Writing How-To: Using trademarked brands in fiction.

Friday, March 22, 2013
Quick writing primer today on trademarks in fiction. While using song lyrics in your fiction without first obtaining written permission is verbotten, trademarks frequently confuse writers.

What do I mean?

For example, when you refer to the drink, it's Coke, not coke. (Lowercase coke is if you're referring to cocaine.) It's a Dumpster, not a dumpster. It's a Band-Aid, not a band-aid or a bandaid.

How do you find out the proper spelling/capitalization of a product?

In today's internet age, the easiest way is to do a Google search for it. (See what I did there? Because "googling" it is wrong.) Just like you shouldn't xerox something, but you can use a Xerox copier to make a copy.

There are three basic guidelines to safely using a trademarked name in a story:

1) Don't use it as a verb.
2) Write it correctly.
3) Use it in a non-defamatory way.

Otherwise, you need to make something up. No, you don't need to use the trademark or registered symbol for the brand name, and you don't need to have a list in the front of the book stating who owns the trademarks.

Here are a few references on the matter:

Can I Mention Brand Name Products in My Fiction?
Use of Trademark Names in Fiction
Trademark is Not a Verb: Guidelines From a Trademark Lawyer

2 reader comments:

  1. Tracey said...:

    I saw you talking about this the other day. You mentioned Mattel. Should Barbie be avoided?

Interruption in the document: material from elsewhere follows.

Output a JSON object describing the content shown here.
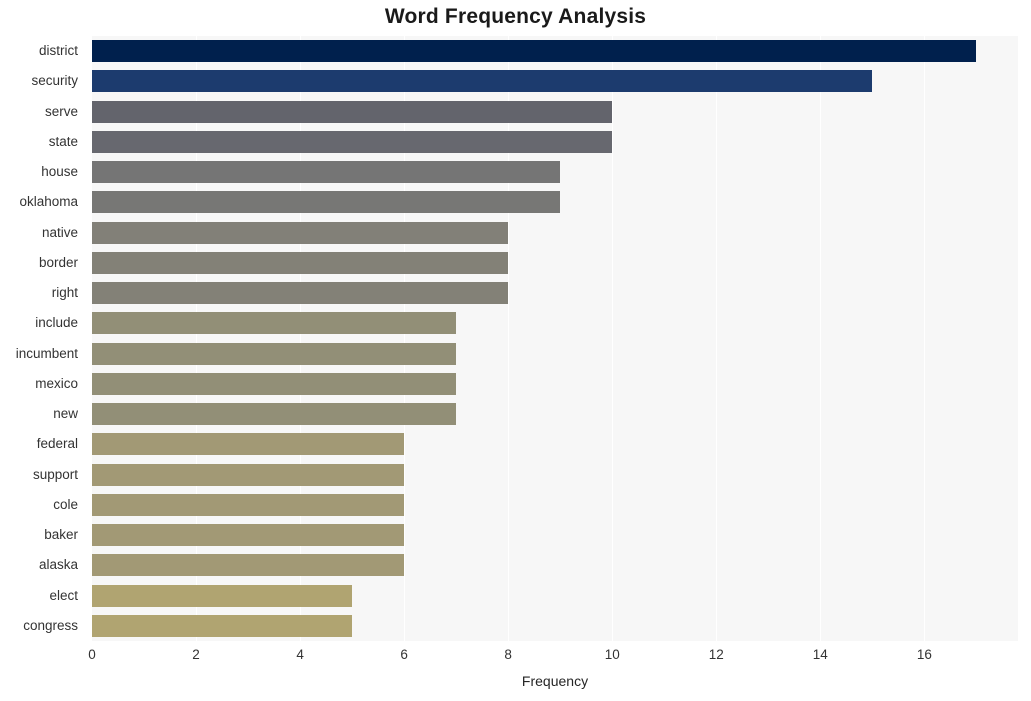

  1. @Tracey - As long as you write it correctly and aren't using it in a disparaging way, I don't see why.